Authored by Cathy Huang, Senior Research Manager, IDC Asia-Pacific.
Comparing MSS Offerings in Asia-Pacific
The recent “IDC MarketScape: 2016 Asia-Pacific Managed Security Services” report evaluated 17 prominent managed security services providers (MSSPs) in the region and identified six market leaders: IBM, NTT Com, CSC, BT, Symantec and Verizon. You’d be surprised how similar some of these vendors’ messages and go-to-market strategies sound if you pay close attention.
The most commonly used terms to describe their MSS offerings include “end to end,” “transformative,” “advanced,” “use of analytics and automation,” and “cloud security,” to name a few. Only after speaking with their customers and analyzing each option critically, however, will you would discover how different they are in reality.
Take flexibility to deliver MSS and onboard MSS customers as an example. The flexibility element is a good demonstration of an MSSP’s capability to leverage cloud architecture and an analytics-driven platform, powered by cognitive systems or any advanced analytics and automation technology. In fact, this links to their target customer segments.
While the majority of the MSSPs evaluated in the study primarily target large enterprises, they demonstrate great flexibility to deliver their MSS offerings and onboard their customers with wide range of options, including self-service, that tend to have a broader spectrum of customers. More importantly, these MSSPs are well-positioned to meet the growing demands of small and midsize businesses.
Another important differentiator is an MSSP’s security operations center (SOC) staffing, capabilities and location. The perception of the SOC as an operations center that processes security alerts is rapidly changing, since they now cater to more complex requirements. This is timely — we are seeing a growing need for broad skills, high levels of automation and seasoned security professionals for more specialized, analytics-focused work.

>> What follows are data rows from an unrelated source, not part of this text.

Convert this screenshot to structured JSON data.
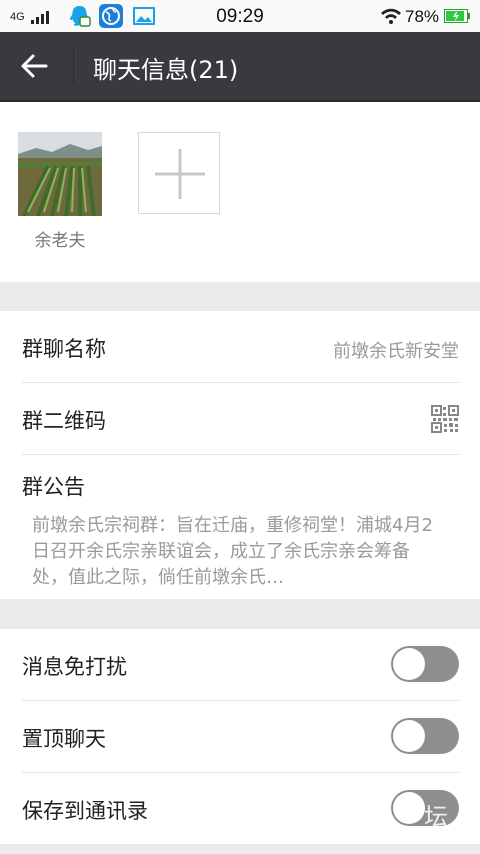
{
  "status_bar": {
    "network": "4G",
    "time": "09:29",
    "battery_percent": "78%",
    "icons": [
      "signal-icon",
      "qq-icon",
      "browser-icon",
      "gallery-icon",
      "wifi-icon",
      "battery-icon"
    ]
  },
  "header": {
    "title": "聊天信息(21)",
    "background": "#393a3f"
  },
  "members": [
    {
      "name": "余老夫"
    }
  ],
  "group": {
    "name_label": "群聊名称",
    "name_value": "前墩余氏新安堂",
    "qr_label": "群二维码",
    "notice_label": "群公告",
    "notice_text": "前墩余氏宗祠群：旨在迁庙，重修祠堂！浦城4月2日召开余氏宗亲联谊会，成立了余氏宗亲会筹备处，值此之际，倘任前墩余氏…"
  },
  "settings": {
    "mute_label": "消息免打扰",
    "mute_on": false,
    "pin_label": "置顶聊天",
    "pin_on": false,
    "save_label": "保存到通讯录",
    "save_on": false
  },
  "watermark": "坛"
}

Some MSSPs boast of staffing their SOCs with Ph.D.-level data scientists ready to extract security context from the vast data stores available, in addition to entry-level monitoring staff. Many have also poured heavy investments into advanced analytics and automation technology. While this is a sound approach, mature MSSPs place equal focus on retaining and training their valuable security talents.
Balancing Business Objectives
While aligning IT security with business outcomes sounds perfectly logical, it is difficult to achieve in reality. The DNA of these two groups — security professionals and line-of-business (LOB) professionals — are too different. This presents communication challenges.
This is slowly changing, however, with improving cybersecurity proficiency in the Asia-Pacific region. A proficient and optimized security program is represented by complex interplay of technology, processes and people. These are all governed by risk management capabilities and driven by a strategy that enables an organization to undergo digital transformation safely.
Mature organizations generally prefer to leverage an external MSSP to create a strong business case for their security investment. More importantly, MSSPs offer the expertise to assist enterprise customers in educating their board on crafting a business-aligned security strategy. Today, only a handful of MSSPs have demonstrated such business acumen and understanding of their clients’ objectives and processes.
The Asia-Pacific MSS market is a very competitive one, with many providers vying for customers. The industry is seeing lots of consolidation, which creates further complexities. For these reasons, it takes a great effort to identify the right MSSP for your organization.
Download the full IDC MarketScape report to learn more